"The remains of one of the most shameful acts committed by the United States government this century can be found between the towns of Lone Pine and Independence in California’s Owens Valley at a place called Manzanar. Here and at nine other locations in the U.S., thousands of individuals, nearly two thirds American citizens, were rounded up and held in concentration camps during World War II."- Manzanar Webpage
December 7th, 1941: Pearl Harbor, Hawaii is bombed by Japan. A few days later, America declares war on Japan. Japanese Americans and Japanese aliens in America are looked at differently. They are looked at as the enemy.
On December 21, 1941, there was an order for all Japanese aliens living in the country to give up there shorthand radios.
there was a poster. It ordered all people who are or are related to Japan to go to Assembly Centers that would take them to "War Relocation Camps." The familes could only bring all that they could carrytransportation to "War Relocation Camps." Over 110,000 Japs of American birth and choice were taken to Manzanar and nine other camps. They were imprisoned in the camps.
In Feb. 1942, President FDR signed Exective Order 9066. He later signed Executive Order 9102. That empowered men to round up 70,000 Japanese Americans. 42,000 Japanese aliens were rounded up. Farmers and fishermen, old women, and children were some of these people. They were taken to awful concentration camps like Manzanar. They were west of Death Valley, California.

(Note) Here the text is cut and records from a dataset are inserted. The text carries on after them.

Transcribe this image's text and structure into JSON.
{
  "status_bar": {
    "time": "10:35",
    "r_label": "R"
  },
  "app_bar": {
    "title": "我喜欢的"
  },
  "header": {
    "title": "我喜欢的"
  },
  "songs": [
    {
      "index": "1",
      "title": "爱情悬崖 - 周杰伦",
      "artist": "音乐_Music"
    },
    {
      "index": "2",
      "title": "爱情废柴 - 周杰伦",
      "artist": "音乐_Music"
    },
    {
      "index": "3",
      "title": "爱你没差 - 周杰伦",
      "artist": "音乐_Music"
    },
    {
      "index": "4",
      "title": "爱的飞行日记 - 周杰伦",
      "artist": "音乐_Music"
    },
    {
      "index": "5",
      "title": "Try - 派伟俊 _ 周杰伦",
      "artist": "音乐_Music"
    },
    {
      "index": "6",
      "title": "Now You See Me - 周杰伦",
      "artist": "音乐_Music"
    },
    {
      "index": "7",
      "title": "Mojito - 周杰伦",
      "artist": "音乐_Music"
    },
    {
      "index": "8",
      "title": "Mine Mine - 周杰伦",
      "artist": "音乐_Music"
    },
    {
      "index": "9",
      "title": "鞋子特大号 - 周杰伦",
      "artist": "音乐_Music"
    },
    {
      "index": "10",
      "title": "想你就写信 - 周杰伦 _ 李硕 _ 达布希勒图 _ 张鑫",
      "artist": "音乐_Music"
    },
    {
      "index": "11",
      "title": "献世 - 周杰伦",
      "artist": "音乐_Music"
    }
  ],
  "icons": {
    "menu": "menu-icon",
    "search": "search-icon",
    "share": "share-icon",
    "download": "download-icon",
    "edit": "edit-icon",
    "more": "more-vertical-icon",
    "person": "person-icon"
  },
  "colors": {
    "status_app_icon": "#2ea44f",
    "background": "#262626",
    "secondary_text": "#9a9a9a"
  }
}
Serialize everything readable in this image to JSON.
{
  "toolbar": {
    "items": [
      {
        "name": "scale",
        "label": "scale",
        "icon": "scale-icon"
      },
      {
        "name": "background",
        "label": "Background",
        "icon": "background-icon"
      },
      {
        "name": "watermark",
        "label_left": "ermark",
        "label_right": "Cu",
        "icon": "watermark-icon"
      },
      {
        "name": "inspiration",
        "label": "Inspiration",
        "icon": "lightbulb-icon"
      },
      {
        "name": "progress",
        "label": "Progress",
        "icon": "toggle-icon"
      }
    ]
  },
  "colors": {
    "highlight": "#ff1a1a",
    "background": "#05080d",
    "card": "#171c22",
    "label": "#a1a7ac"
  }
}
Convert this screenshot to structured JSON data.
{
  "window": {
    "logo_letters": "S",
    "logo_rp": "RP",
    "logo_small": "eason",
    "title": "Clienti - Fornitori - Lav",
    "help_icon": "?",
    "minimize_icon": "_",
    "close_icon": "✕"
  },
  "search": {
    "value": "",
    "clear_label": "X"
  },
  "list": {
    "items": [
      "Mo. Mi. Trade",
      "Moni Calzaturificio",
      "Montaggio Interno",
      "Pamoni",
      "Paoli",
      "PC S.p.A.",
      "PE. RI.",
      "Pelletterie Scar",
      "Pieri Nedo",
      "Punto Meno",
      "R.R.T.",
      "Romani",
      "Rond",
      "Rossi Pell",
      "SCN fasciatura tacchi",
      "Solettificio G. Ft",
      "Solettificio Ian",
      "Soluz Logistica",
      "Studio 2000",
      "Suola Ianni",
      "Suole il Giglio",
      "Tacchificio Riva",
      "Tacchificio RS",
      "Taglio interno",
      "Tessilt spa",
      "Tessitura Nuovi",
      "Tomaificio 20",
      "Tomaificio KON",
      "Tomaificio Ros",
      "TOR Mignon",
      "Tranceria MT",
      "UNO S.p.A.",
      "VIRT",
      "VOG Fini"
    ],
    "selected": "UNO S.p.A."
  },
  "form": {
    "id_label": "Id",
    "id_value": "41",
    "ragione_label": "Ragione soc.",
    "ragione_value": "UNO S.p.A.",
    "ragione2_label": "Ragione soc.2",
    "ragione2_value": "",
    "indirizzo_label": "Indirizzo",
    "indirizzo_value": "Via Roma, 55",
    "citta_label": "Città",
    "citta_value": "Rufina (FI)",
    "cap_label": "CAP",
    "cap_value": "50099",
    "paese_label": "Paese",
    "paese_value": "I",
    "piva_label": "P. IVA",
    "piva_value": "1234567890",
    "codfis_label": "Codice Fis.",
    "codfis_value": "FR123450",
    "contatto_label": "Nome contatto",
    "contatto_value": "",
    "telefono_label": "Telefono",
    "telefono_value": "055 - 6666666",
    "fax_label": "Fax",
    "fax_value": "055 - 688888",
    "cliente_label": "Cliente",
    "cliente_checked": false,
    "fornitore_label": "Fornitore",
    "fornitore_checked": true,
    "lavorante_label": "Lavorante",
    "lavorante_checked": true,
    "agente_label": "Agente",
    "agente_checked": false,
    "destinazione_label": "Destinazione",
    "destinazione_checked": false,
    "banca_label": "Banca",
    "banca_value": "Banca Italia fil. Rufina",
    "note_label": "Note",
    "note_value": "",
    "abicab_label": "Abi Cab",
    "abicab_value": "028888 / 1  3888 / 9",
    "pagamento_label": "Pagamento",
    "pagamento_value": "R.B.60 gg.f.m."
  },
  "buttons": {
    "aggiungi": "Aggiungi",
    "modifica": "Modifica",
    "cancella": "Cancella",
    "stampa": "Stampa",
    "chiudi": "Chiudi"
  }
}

The Japanese who were in the camps were forced out. Some people were angry about how the government took away their rights to live among others. They were released to society with no where to go.
Several books can describe the expeirence well. The book named Farewell To Manzanar is an auto-biography through the life of one Japanese American family during WWII.
People who did not go to the camps were arrested.
More coming soon...